Both Christopher and Thompson have played the Beast before (Thompson more than 300 times), and each performer possesses a rich baritone voice as well as spot-on comic timing. The strapping Thompson is the ultimate hunky lunk, a guy whose ego renders him tone-deaf to Belle’s rejections. Christopher spends nearly the entirety of the show in Beast trappings (think upright water buffalo in fancy clothes), yet he conveys the character’s growing warmth and humor as well as his aching heart, particularly in “If I Can’t Love Her.”
Troy Stanley brings likable eccentricity to Belle’s kooky inventor father, Maurice, and Courter Simmons is a cartoon come to life as Gaston’s chief cheerleader, Lefou. Leigh Green, Sarah Rose and Ashley Rubin play the Gaston-adoring, aptly named Silly Girls, while Tommy Paduano is the ominous Monsieur D’Arque, head of the Maison de Lunes insane asylum.
Over at the castle, Jonathan Van Dyke is the chatty Lumière, a man turning into a candelabra who happens to be besotted with the ooh-la-la French maid (soon to be a feather duster) Babette (Emily Tarallo). The oft-agitated Cogsworth (Kevin Robert Kelly) is trying to keep the castle going as he turns into a clock; the warm-hearted Mrs. Potts (Angie Radosh) is transforming into a teapot as she tries to reassure her boy Chip (Alexa Lasanta), who is (appropriately enough) becoming a teacup. Krystal Bly is Madame de la Grande Bouche, an opera diva turned wardrobe.
Set designer Kelly Tighe provides rustic cottages and spooky sections of the castle with winding stone steps, and projection/motion graphics designer Josieu Jean completes the scenic picture on a stage that isn’t terribly large. Lighting designer Jose Santiago, sound designer Justin Thompson and costume designer Kimberly Wick of Costume World Theatrical make “Beauty and the Beast” the colorful, boisterous musical it needs to be. A live orchestra would have been nice, but that tends not to happen with the Wick’s large-cast musicals.
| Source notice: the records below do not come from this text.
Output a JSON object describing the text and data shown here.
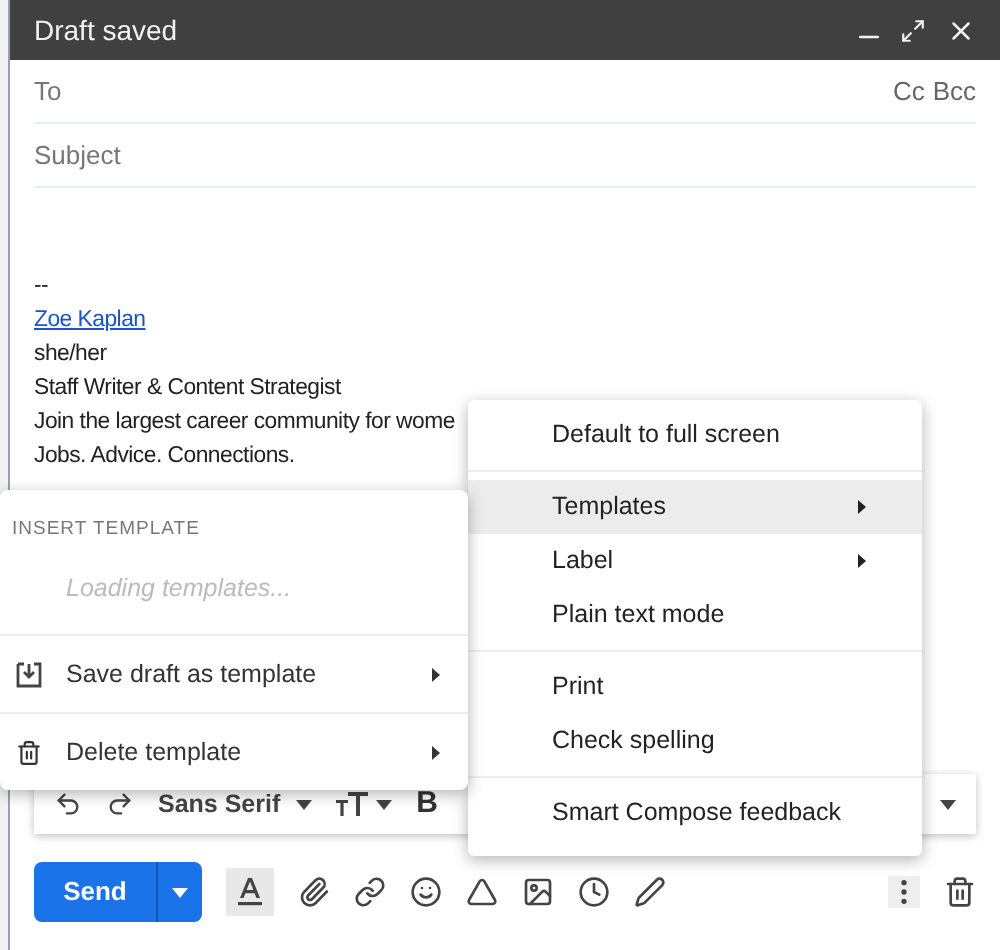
{
  "window": {
    "title": "Draft saved"
  },
  "to": {
    "placeholder": "To"
  },
  "recipient_links": [
    "Cc",
    "Bcc"
  ],
  "subject": {
    "placeholder": "Subject"
  },
  "signature": [
    {
      "kind": "text",
      "text": "--"
    },
    {
      "kind": "link",
      "text": "Zoe Kaplan"
    },
    {
      "kind": "text",
      "text": "she/her"
    },
    {
      "kind": "text",
      "text": "Staff Writer & Content Strategist"
    },
    {
      "kind": "text",
      "text": "Join the largest career community for wome"
    },
    {
      "kind": "text",
      "text": "Jobs. Advice. Connections."
    }
  ],
  "format_toolbar": {
    "font": "Sans Serif",
    "bold": "B"
  },
  "send_button": {
    "label": "Send"
  },
  "formatting_toggle": {
    "selected": true
  },
  "more_menu": {
    "groups": [
      [
        {
          "label": "Default to full screen",
          "submenu": false,
          "selected": false
        }
      ],
      [
        {
          "label": "Templates",
          "submenu": true,
          "selected": true
        },
        {
          "label": "Label",
          "submenu": true,
          "selected": false
        },
        {
          "label": "Plain text mode",
          "submenu": false,
          "selected": false
        }
      ],
      [
        {
          "label": "Print",
          "submenu": false,
          "selected": false
        },
        {
          "label": "Check spelling",
          "submenu": false,
          "selected": false
        }
      ],
      [
        {
          "label": "Smart Compose feedback",
          "submenu": false,
          "selected": false
        }
      ]
    ]
  },
  "template_menu": {
    "heading": "INSERT TEMPLATE",
    "loading": "Loading templates...",
    "items": [
      {
        "kind": "save",
        "label": "Save draft as template",
        "submenu": true
      },
      {
        "kind": "delete",
        "label": "Delete template",
        "submenu": true
      }
    ]
  }
}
Disney’s “Beauty and the Beast” in its various forms is certainly a familiar family musical. Young ones in the Wick audience sometimes sing along or say lines along with the actors, even with parents shushing them. But even though live theater isn’t the most inexpensive entertainment option, it can be a priceless gift of transformative magic. So it is with the Wick’s “Beauty and the Beast.”
“Beauty and the Beast” runs through July 9 at the Wick Theatre, 7901 N. Federal Highway, Boca Raton. Show times are 7 p.m. Thursday-Saturday, 2 p.m. Wednesday and Saturday-Sunday. Tickets cost $85 ($45 for children 12 and younger, only by calling the box office). To order, call 561-995-2333 or go to www.thewick.org.